YOUR OBJECTIVE - For each line below, check for "front"; give only the total of lines where it occurs.

[App and web page records]
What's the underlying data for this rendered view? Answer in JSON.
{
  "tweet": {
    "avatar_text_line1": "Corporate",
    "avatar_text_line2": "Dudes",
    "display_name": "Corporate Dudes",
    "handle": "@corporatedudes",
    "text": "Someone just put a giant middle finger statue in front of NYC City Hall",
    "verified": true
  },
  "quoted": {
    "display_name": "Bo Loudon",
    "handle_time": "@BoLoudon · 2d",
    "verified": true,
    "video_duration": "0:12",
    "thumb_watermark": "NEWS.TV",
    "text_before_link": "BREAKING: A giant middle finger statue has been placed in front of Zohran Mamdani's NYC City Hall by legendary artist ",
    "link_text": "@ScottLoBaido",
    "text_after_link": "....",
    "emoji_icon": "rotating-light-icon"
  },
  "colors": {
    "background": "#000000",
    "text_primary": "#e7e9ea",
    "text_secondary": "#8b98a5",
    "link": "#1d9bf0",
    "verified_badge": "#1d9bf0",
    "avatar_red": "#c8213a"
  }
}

REPLY - 2